Normal human bone marrow contains cells that form granulocytic colonies in fibrin clot diffusion chambers implanted intraperitoneally in sublethally irradiated mice (CFU-d). A series of experiments was performed to determine the relationship between CFU-d and the cells that form colonies in agar culture in vitro (CFU-c). Low-density bone marrow cells (<1.070 g/cm3) were separated by velocity sedimentation and colony-forming cells in each fraction assessed by culture in diffusion chambers and in soft agar. CFU-d sedimented more slowly than the vast majority of CFU-c, with a peak sedimentation velocity of 5.0 ± 0.4 mm/hr. Two different CFU-c populations could be distinguished.
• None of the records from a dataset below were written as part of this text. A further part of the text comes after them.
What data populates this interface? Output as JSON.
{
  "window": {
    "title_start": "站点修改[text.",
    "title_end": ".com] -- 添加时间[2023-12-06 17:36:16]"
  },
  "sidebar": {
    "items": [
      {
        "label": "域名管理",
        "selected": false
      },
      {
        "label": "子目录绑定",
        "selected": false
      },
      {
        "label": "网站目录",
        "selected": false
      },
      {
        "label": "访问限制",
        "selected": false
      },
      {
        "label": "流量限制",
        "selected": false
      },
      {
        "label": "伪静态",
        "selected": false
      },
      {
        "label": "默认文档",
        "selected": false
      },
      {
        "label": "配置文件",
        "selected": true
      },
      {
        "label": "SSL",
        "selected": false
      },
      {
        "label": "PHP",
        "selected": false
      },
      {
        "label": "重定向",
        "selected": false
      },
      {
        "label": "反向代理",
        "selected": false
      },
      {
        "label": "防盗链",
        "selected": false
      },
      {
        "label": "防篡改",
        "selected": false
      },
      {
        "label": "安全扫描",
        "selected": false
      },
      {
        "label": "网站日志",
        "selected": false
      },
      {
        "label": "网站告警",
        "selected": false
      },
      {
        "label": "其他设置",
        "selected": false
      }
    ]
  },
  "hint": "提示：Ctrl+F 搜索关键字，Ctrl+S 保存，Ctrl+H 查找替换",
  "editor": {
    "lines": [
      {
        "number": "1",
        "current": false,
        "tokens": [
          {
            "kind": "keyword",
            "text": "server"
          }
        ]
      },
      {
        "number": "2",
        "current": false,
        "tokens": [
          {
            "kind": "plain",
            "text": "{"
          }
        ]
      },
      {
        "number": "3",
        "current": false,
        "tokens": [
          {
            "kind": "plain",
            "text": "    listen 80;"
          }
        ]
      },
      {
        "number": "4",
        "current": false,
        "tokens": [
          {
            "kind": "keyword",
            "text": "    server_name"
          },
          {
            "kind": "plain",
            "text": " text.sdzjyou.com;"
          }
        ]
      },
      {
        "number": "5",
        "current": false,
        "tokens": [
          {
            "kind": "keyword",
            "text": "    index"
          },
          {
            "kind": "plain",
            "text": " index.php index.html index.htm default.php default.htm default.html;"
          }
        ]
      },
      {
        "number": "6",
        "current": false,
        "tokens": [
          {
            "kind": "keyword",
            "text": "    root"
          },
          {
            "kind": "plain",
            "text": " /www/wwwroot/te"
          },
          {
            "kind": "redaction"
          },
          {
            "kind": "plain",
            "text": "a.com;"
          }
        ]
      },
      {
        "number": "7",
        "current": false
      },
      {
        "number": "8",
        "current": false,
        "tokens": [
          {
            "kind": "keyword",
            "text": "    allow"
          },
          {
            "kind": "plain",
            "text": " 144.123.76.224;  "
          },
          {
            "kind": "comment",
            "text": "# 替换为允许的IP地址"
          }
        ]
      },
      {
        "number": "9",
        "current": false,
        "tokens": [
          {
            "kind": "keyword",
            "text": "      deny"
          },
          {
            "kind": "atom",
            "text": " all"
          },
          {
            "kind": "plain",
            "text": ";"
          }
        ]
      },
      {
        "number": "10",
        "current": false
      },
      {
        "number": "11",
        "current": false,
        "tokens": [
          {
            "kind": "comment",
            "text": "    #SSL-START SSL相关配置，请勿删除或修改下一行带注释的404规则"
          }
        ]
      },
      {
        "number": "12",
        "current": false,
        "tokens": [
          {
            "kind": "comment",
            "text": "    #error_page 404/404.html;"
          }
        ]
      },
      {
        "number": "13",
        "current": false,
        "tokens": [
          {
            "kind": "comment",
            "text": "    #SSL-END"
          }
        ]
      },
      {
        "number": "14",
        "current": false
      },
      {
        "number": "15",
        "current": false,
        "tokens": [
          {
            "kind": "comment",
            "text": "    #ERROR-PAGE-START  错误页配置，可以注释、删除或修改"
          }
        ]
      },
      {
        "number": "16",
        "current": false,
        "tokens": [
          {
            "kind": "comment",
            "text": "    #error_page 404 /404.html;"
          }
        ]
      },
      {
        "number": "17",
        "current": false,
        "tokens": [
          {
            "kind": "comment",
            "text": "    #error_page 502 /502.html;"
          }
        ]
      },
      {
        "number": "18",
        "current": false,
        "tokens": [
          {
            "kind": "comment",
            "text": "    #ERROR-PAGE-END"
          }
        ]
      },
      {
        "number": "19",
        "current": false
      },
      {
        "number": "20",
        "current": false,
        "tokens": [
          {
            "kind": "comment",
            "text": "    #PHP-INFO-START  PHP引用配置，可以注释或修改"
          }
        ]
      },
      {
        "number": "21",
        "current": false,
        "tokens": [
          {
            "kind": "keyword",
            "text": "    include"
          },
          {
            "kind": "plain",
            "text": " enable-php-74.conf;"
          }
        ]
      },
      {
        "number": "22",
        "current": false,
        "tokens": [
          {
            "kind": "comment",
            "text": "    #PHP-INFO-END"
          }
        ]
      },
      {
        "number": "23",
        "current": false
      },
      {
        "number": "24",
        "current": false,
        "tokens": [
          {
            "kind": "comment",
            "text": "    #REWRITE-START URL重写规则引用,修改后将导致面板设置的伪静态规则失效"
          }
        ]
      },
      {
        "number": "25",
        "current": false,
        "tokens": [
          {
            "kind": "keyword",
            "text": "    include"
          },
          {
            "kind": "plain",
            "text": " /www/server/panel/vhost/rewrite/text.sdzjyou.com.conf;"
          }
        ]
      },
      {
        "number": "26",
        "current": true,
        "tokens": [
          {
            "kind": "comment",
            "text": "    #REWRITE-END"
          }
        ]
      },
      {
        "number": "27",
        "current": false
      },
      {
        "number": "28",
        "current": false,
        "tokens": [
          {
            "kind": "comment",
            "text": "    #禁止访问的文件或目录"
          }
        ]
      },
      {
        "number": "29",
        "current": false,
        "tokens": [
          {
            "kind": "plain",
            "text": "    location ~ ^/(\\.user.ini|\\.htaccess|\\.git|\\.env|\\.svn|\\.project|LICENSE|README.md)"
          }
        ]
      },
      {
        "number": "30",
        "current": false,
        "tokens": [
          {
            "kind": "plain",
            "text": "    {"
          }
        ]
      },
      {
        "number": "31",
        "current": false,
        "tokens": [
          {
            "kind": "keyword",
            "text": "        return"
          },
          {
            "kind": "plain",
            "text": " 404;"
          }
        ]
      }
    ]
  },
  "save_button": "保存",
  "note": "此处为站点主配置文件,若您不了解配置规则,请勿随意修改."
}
One was a rapidly sedimenting cell population (7.3 ± 0.9 mm/hr.) that formed colonies after 1 wk incubation in vitro. On day 14, however, colonies were derived from more slowly sedimenting cells that had a peak sedimentation velocity of 6.0 ± 0.5 mm/hr. Clusters (3-50 cells), scored on day 7 in agar culture, were a heterogeneous population, possibly derived from both day 7 and day 14 CFU-c. Mixing experiments did not show evidence of cell interaction that could explain the observed velocity differences. The velocity sedimentation profiles of colony-forming cells in DNA synthesis (S phase) and non-S phase were determined by assessment of the proportion of separated cells sensitive to pulse treatment with high specific activity 3H-thymidine (3H-Tdr) prior to culture. The results excluded the possibility that the assays simply detected identical cells in various stages of the mitotic cycle. Rather, three different populations of precursor cells were distinguishable by the culture techniques employed. In a series of five unseparated normal bone marrow samples, neutrophilic CFU-d had a small proportion in S phase (7% ± 10%) as measured by 3H-TdR suicide experiments. The average proportion of CFU-c in S phase was 21% ± 7% and 48% ± 4% for day 14 and day 7 CFU-c, respectively.
ASJC Scopus subject areas
- Cell Biology